**** Information

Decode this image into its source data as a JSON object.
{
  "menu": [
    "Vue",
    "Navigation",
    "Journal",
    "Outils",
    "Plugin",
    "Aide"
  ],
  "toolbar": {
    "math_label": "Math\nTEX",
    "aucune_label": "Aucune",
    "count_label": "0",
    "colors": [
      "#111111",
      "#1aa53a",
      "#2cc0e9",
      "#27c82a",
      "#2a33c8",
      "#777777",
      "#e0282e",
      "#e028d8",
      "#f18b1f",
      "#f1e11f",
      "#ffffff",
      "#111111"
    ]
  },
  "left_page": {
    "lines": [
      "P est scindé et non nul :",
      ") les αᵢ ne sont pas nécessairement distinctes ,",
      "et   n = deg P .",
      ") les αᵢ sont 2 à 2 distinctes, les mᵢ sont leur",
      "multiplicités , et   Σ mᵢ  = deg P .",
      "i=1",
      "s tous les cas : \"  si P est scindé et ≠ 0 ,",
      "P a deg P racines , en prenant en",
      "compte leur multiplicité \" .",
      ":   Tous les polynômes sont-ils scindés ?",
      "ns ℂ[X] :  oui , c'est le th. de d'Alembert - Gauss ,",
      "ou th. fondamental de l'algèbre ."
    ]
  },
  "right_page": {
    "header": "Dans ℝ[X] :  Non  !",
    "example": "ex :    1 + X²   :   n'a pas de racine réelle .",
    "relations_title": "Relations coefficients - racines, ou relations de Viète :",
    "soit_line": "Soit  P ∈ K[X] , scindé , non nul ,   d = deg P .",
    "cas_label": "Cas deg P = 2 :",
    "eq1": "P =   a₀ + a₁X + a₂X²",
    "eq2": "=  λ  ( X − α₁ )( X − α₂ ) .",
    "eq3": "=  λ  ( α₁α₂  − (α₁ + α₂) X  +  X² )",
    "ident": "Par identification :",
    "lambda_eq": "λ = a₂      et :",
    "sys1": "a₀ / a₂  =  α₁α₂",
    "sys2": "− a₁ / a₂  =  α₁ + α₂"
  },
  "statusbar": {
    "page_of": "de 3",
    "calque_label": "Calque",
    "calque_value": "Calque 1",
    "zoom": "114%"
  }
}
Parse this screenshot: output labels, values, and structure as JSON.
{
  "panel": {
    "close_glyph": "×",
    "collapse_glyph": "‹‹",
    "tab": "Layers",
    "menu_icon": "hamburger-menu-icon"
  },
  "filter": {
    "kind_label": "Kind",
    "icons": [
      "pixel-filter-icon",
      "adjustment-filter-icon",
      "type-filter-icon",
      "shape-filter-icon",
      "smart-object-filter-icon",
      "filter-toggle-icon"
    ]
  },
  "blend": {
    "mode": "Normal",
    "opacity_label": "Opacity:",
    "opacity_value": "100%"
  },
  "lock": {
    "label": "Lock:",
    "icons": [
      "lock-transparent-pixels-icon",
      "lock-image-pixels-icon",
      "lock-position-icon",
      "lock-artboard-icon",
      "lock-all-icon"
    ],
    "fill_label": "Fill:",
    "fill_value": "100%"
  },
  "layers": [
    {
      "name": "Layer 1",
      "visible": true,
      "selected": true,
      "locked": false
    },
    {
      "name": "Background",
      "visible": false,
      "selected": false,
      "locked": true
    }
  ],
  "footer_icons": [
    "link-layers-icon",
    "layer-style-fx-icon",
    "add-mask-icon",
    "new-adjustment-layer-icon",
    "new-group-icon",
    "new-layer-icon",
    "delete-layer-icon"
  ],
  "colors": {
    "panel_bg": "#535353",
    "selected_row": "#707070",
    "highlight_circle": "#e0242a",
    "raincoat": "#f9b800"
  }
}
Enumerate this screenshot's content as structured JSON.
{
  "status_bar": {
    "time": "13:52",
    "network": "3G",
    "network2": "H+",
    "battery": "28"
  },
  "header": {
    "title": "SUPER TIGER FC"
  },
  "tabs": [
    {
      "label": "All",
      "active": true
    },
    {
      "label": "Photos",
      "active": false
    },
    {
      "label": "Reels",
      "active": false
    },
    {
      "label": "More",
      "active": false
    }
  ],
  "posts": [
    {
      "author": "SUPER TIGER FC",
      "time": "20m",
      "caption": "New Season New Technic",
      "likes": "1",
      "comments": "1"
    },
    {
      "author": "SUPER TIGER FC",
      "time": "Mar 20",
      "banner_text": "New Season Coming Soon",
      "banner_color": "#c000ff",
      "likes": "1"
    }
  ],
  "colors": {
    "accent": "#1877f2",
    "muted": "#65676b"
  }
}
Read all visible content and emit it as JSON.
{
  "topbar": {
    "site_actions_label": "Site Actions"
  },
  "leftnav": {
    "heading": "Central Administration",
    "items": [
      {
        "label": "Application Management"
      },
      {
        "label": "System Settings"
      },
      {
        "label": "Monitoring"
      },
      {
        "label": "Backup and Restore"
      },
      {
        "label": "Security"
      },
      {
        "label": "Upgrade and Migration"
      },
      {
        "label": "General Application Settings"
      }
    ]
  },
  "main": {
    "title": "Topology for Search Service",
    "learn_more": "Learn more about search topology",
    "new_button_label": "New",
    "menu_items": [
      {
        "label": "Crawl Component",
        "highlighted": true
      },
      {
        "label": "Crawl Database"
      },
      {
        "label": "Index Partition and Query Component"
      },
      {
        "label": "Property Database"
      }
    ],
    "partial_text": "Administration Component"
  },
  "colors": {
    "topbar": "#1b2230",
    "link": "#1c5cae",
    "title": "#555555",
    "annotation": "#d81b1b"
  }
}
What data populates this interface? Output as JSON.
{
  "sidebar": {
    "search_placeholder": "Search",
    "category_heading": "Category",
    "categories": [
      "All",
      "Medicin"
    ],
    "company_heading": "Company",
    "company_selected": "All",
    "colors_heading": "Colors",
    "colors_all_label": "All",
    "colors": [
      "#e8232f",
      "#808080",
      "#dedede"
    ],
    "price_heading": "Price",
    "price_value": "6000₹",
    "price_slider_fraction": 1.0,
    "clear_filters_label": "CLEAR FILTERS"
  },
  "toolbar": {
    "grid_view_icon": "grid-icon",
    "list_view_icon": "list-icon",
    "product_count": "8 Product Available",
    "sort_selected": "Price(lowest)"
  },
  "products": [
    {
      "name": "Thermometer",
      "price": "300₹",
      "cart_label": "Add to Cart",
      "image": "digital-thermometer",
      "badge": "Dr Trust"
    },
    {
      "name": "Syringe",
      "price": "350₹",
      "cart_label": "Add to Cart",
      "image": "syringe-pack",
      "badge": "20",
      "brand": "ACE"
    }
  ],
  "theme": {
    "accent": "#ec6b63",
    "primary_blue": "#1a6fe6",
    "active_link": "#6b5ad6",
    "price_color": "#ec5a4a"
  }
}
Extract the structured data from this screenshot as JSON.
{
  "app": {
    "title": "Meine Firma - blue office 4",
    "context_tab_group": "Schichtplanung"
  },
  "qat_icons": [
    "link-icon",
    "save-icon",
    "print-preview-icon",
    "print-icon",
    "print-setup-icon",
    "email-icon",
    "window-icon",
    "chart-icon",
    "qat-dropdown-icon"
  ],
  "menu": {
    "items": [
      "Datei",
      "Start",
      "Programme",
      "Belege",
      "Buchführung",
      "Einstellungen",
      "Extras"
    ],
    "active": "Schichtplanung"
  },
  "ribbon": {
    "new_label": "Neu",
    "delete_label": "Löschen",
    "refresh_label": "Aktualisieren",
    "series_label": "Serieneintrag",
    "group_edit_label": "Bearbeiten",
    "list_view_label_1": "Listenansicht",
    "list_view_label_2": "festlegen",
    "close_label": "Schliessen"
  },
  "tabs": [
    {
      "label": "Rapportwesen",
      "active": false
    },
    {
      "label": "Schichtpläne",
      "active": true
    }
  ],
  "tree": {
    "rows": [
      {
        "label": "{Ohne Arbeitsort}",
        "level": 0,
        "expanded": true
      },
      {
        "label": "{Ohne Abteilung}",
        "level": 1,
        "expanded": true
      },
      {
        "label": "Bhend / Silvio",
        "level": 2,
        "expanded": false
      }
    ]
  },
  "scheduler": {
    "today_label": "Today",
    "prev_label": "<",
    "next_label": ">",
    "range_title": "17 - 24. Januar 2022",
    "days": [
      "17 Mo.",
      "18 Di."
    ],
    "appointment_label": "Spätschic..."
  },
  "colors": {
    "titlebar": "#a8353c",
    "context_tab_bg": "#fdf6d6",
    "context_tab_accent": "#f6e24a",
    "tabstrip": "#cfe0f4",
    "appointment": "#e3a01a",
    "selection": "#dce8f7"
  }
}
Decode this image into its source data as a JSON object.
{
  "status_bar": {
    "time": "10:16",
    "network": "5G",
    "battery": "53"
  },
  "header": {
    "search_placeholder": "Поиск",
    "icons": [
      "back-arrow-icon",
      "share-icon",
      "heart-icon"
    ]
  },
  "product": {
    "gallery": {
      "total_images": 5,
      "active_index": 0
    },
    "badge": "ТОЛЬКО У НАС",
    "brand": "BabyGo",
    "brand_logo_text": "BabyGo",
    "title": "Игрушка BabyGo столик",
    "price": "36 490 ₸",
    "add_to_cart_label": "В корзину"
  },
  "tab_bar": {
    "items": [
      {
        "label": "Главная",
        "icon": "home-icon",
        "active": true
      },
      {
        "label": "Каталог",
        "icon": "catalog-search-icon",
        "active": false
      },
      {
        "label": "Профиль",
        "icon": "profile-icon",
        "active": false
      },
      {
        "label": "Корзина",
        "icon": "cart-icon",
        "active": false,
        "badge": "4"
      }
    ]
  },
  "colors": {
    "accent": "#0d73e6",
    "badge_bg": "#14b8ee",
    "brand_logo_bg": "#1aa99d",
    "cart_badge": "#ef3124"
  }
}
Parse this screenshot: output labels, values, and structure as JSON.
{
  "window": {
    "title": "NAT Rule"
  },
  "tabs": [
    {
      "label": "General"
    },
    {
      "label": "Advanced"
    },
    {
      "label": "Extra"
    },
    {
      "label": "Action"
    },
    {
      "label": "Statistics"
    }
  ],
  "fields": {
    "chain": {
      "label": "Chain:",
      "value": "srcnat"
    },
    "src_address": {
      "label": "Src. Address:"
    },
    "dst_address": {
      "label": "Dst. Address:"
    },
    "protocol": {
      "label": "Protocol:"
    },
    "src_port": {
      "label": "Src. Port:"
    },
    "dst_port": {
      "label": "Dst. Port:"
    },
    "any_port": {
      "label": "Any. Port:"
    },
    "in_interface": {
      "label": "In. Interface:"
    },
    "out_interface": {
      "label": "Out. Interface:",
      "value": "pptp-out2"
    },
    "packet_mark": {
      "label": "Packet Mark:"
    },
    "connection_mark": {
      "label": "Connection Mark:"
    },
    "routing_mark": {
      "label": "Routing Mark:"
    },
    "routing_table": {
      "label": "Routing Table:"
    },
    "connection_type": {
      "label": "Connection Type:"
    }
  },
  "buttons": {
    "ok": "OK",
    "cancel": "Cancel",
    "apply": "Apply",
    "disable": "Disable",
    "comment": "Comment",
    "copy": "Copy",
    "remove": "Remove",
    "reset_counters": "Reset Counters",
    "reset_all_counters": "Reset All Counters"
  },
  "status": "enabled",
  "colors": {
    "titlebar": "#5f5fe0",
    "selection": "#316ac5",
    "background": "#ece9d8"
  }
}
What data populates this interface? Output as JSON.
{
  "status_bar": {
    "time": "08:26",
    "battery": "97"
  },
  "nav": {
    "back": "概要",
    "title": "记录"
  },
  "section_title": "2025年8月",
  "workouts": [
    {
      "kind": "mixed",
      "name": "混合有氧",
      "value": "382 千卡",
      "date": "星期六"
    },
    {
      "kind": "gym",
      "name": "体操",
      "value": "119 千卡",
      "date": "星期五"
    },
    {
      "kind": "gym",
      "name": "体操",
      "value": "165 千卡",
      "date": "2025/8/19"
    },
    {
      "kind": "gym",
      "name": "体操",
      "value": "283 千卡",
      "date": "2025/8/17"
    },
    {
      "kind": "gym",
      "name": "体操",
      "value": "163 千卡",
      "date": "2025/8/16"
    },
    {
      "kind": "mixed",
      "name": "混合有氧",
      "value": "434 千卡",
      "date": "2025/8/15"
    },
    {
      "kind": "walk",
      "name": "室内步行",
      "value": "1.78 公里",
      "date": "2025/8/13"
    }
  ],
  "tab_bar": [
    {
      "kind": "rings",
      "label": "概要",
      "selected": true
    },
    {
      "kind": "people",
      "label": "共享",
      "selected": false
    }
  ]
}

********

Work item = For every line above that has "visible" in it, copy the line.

Worked solution =
      "visible": true,
      "visible": false,
Read all visible content and emit it as JSON.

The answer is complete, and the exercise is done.